# Information given
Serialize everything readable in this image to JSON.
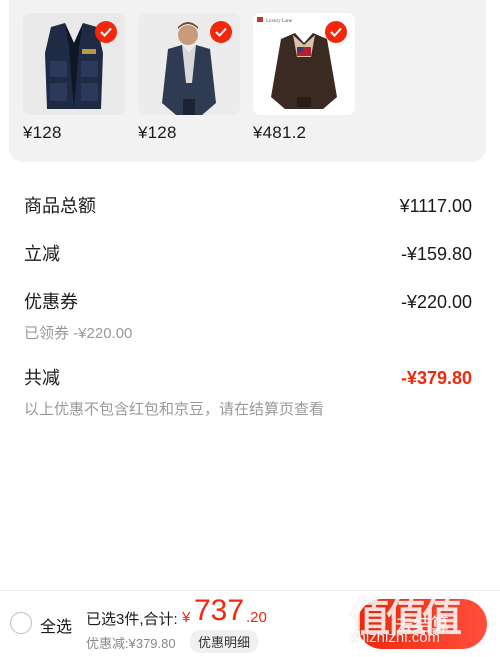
{
  "products": [
    {
      "price": "¥128",
      "image": "vest-image"
    },
    {
      "price": "¥128",
      "image": "jacket-model-image"
    },
    {
      "price": "¥481.2",
      "image": "leather-jacket-image",
      "brand_tag": "Luxury Lane"
    }
  ],
  "summary": {
    "goods_total_label": "商品总额",
    "goods_total_value": "¥1117.00",
    "instant_discount_label": "立减",
    "instant_discount_value": "-¥159.80",
    "coupon_label": "优惠券",
    "coupon_value": "-¥220.00",
    "coupon_claimed": "已领券 -¥220.00",
    "total_saving_label": "共减",
    "total_saving_value": "-¥379.80",
    "note": "以上优惠不包含红包和京豆，请在结算页查看"
  },
  "bottom_bar": {
    "select_all": "全选",
    "selected_count": "已选3件,合计:",
    "currency": "¥",
    "total_integer": "737",
    "total_decimal": ".20",
    "discount_text": "优惠减:¥379.80",
    "detail_button": "优惠明细",
    "checkout_button": "去结算"
  },
  "watermark": {
    "big": "值值值",
    "small": "zhizhizhi.com"
  },
  "colors": {
    "accent": "#f2270c",
    "card_bg": "#f2f2f2",
    "muted": "#999999"
  }
}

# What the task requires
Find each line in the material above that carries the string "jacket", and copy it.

# Answer box
      "image": "jacket-model-image"
      "image": "leather-jacket-image",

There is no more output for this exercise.